WASHINGTON — During World War II, the FBI took Lorraine Bannai’s parents and grandparents from their homes in California and imprisoned them in Manzanar, an internment camp for Japanese Americans.
Bannai, a law professor at Seattle University, wants to make sure that never happens again. So does Sen. Dianne Feinstein, D-Calif. The Senate Judiciary Committee Tuesday reviewed Feinstein’s bill, the Due Process Guarantee Act, which would ban the indefinite detention of Americans.
Feinstein, who introduced her bill late last year, stressed the need for protection of all permanent residents of the United States. The legislation stipulates that no military action or declaration of war can authorize the indefinite detention of any permanent U.S. resident – citizens and green card holders – without charge or trial.

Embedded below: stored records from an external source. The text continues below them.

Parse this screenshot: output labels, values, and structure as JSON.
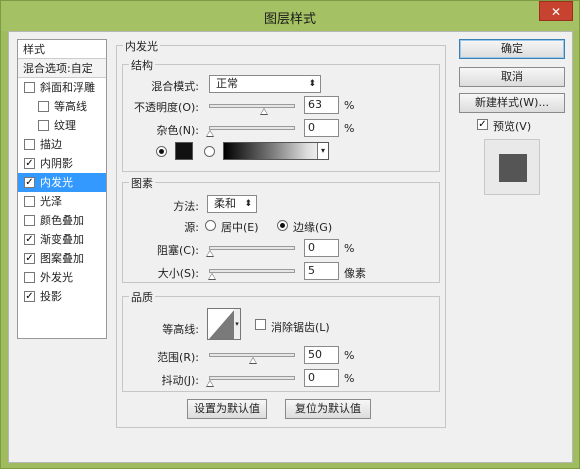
{
  "window": {
    "title": "图层样式",
    "close": "✕"
  },
  "stylelist": {
    "header": "样式",
    "blend": "混合选项:自定",
    "items": [
      {
        "label": "斜面和浮雕",
        "checked": false,
        "sub": false
      },
      {
        "label": "等高线",
        "checked": false,
        "sub": true
      },
      {
        "label": "纹理",
        "checked": false,
        "sub": true
      },
      {
        "label": "描边",
        "checked": false,
        "sub": false
      },
      {
        "label": "内阴影",
        "checked": true,
        "sub": false
      },
      {
        "label": "内发光",
        "checked": true,
        "sub": false,
        "selected": true
      },
      {
        "label": "光泽",
        "checked": false,
        "sub": false
      },
      {
        "label": "颜色叠加",
        "checked": false,
        "sub": false
      },
      {
        "label": "渐变叠加",
        "checked": true,
        "sub": false
      },
      {
        "label": "图案叠加",
        "checked": true,
        "sub": false
      },
      {
        "label": "外发光",
        "checked": false,
        "sub": false
      },
      {
        "label": "投影",
        "checked": true,
        "sub": false
      }
    ]
  },
  "panel": {
    "title": "内发光",
    "structure": {
      "legend": "结构",
      "blend_mode_label": "混合模式:",
      "blend_mode_value": "正常",
      "opacity_label": "不透明度(O):",
      "opacity_value": "63",
      "noise_label": "杂色(N):",
      "noise_value": "0",
      "unit": "%"
    },
    "elements": {
      "legend": "图素",
      "method_label": "方法:",
      "method_value": "柔和",
      "source_label": "源:",
      "source_center": "居中(E)",
      "source_edge": "边缘(G)",
      "choke_label": "阻塞(C):",
      "choke_value": "0",
      "size_label": "大小(S):",
      "size_value": "5",
      "size_unit": "像素",
      "unit": "%"
    },
    "quality": {
      "legend": "品质",
      "contour_label": "等高线:",
      "antialias_label": "消除锯齿(L)",
      "range_label": "范围(R):",
      "range_value": "50",
      "jitter_label": "抖动(J):",
      "jitter_value": "0",
      "unit": "%"
    },
    "make_default": "设置为默认值",
    "reset_default": "复位为默认值"
  },
  "buttons": {
    "ok": "确定",
    "cancel": "取消",
    "new_style": "新建样式(W)...",
    "preview": "预览(V)"
  },
  "colors": {
    "accent": "#3399ff",
    "glow_color": "#111111",
    "preview_swatch": "#555555"
  }
}
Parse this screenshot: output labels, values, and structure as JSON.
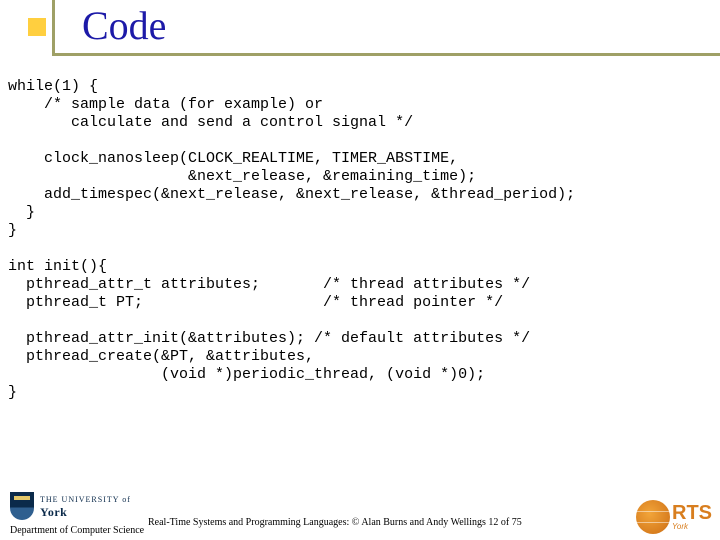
{
  "title": "Code",
  "code": "while(1) {\n    /* sample data (for example) or\n       calculate and send a control signal */\n\n    clock_nanosleep(CLOCK_REALTIME, TIMER_ABSTIME,\n                    &next_release, &remaining_time);\n    add_timespec(&next_release, &next_release, &thread_period);\n  }\n}\n\nint init(){\n  pthread_attr_t attributes;       /* thread attributes */\n  pthread_t PT;                    /* thread pointer */\n\n  pthread_attr_init(&attributes); /* default attributes */\n  pthread_create(&PT, &attributes,\n                 (void *)periodic_thread, (void *)0);\n}",
  "footer": {
    "university_top": "THE UNIVERSITY of",
    "university_name": "York",
    "department": "Department of Computer Science",
    "note": "Real-Time Systems and Programming Languages: © Alan Burns and Andy Wellings  12 of 75",
    "rts_label": "RTS",
    "rts_sub": "York"
  }
}
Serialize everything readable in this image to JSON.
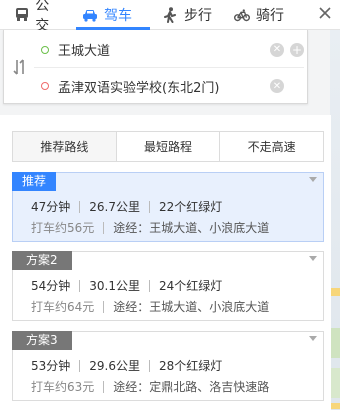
{
  "modes": [
    {
      "label": "公交",
      "icon": "bus-icon",
      "active": false
    },
    {
      "label": "驾车",
      "icon": "car-icon",
      "active": true
    },
    {
      "label": "步行",
      "icon": "walk-icon",
      "active": false
    },
    {
      "label": "骑行",
      "icon": "bike-icon",
      "active": false
    }
  ],
  "search": {
    "start": "王城大道",
    "end": "孟津双语实验学校(东北2门)"
  },
  "preference_tabs": [
    "推荐路线",
    "最短路程",
    "不走高速"
  ],
  "routes": [
    {
      "tag": "推荐",
      "time": "47分钟",
      "distance": "26.7公里",
      "lights": "22个红绿灯",
      "taxi": "打车约56元",
      "via": "途经：王城大道、小浪底大道"
    },
    {
      "tag": "方案2",
      "time": "54分钟",
      "distance": "30.1公里",
      "lights": "24个红绿灯",
      "taxi": "打车约64元",
      "via": "途经：王城大道、小浪底大道"
    },
    {
      "tag": "方案3",
      "time": "53分钟",
      "distance": "29.6公里",
      "lights": "28个红绿灯",
      "taxi": "打车约63元",
      "via": "途经：定鼎北路、洛吉快速路"
    }
  ],
  "colors": {
    "accent": "#3385ff",
    "start_dot": "#6cc04a",
    "end_dot": "#f06b6b"
  }
}
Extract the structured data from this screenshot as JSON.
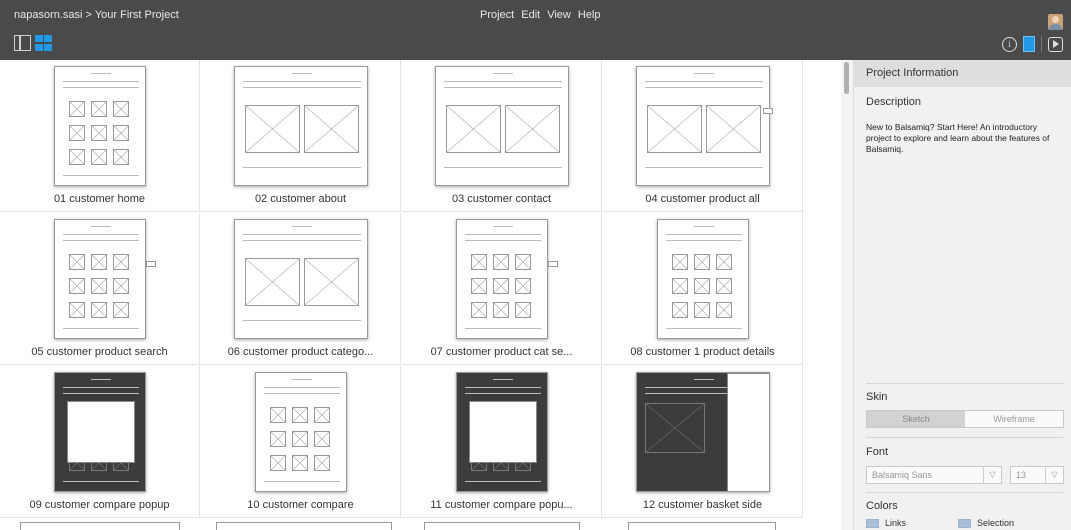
{
  "topbar": {
    "breadcrumb": "napasorn.sasi > Your First Project",
    "menu": [
      "Project",
      "Edit",
      "View",
      "Help"
    ]
  },
  "mockups": [
    {
      "label": "01 customer home",
      "style": "tall"
    },
    {
      "label": "02 customer about",
      "style": "wide"
    },
    {
      "label": "03 customer contact",
      "style": "wide"
    },
    {
      "label": "04 customer product all",
      "style": "wide"
    },
    {
      "label": "05 customer product search",
      "style": "tall"
    },
    {
      "label": "06 customer product catego...",
      "style": "wide"
    },
    {
      "label": "07 customer product cat se...",
      "style": "tall"
    },
    {
      "label": "08 customer 1 product details",
      "style": "tall"
    },
    {
      "label": "09 customer compare popup",
      "style": "dark"
    },
    {
      "label": "10 customer compare",
      "style": "tall"
    },
    {
      "label": "11 customer compare popu...",
      "style": "dark"
    },
    {
      "label": "12 customer basket side",
      "style": "darkwide"
    }
  ],
  "panel": {
    "header": "Project Information",
    "description_title": "Description",
    "description_text": "New to Balsamiq? Start Here! An introductory project to explore and learn about the features of Balsamiq.",
    "skin_title": "Skin",
    "skin_options": [
      "Sketch",
      "Wireframe"
    ],
    "skin_selected": "Sketch",
    "font_title": "Font",
    "font_family": "Balsamiq Sans",
    "font_size": "13",
    "colors_title": "Colors",
    "color_links_label": "Links",
    "color_selection_label": "Selection",
    "colors": {
      "links": "#a9bfd5",
      "selection": "#b9cde0"
    }
  },
  "icons": [
    "list-view-icon",
    "grid-view-icon",
    "info-icon",
    "panel-toggle-icon",
    "play-icon",
    "avatar",
    "dropdown-arrow-icon"
  ]
}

“A regime of indefinite detention degrades the credibility of our great nation around the globe,” said Sen. Patrick Leahy, D-Vt., the chairman of the committee.
The legislation is a response to the National Defense Authorization Act, enacted last year. That law includes some controversial provisions that grant the president the power to indefinitely detain Americans considered terrorists in the eyes of the government. Leahy, who co-sponsored the bill along with a number of senators from both sides of the aisle, called the provisions “troubling.”
Reading his testimony from an iPad, Rep. Jeff Landry, R-La., said he had garnered bipartisan support in the House for a bill similar to Feinstein’s. Landry regards himself as a “loyal member” of the Tea Party. But he appeared to be in sync with liberal Feinstein, emphasizing that the 2011 defense bill left too much ambiguity.
That uncertainty could “allow the president to deprive citizens of the writ of Habeas Corpus,” which would be unacceptable, Landry said.
Justice Department attorney Steven Bradbury said Feinstein’s bill would create practical obstacles for national security. Homegrown terrorists, he said, can work with foreign terrorist groups, and the due process bill would make it more difficult for the U.S. to act against them.
But Feinstein said she has seen no evidence that a ban on indefinite detention would inhibit counterterrorism efforts.
Cases of American citizens collaborating with al-Qaida are rare, said Sen. Lindsey Graham, R-S.C. Graham doesn’t condone torture, but he said that when the military captures terrorists, it should be able to hold them for a period of time before they are charged. A moment like that is a “golden opportunity to find out what the enemy’s up to in future attacks,” he said.
Sen. Charles Grassley, R-Iowa, said the bill would infringe on the power of the executive branch and president’s ability to pursue terrorists. Altering the balance of power in the branches of government would be unconstitutional, he said.
“Under this bill, we would be…in a twilight zone of uncertainty,” Grassley said.
Without the presidential ability to indefinitely detain citizens, he said, the country could face a harrowing national security threat in a future war.
Feinstein has no doubt about the need for the due process legislation. Recalling a childhood visit to Tanforan, a racetrack south of San Francisco that served as an internment camp in World War II, Feinstein said the detention of American citizens of Japanese descent would have been prevented with a guarantee of due process. Lorraine Bannai urged lawmakers to remember that history as they decided whether to support the bill.
“We are now confronted with new fears against new peoples,” Bannai said. “While we do need to ferret out and prosecute criminal conduct, we need to do so in a way that preserves our system of laws.”
Leahy hopes to persuade all Senators to support the bill. The only way to guarantee due process for all Americans, he said, is if Feinstein’s legislation becomes law. But the debate will carry on: as Graham got ready to leave, he declared the discussion, “to be continued.”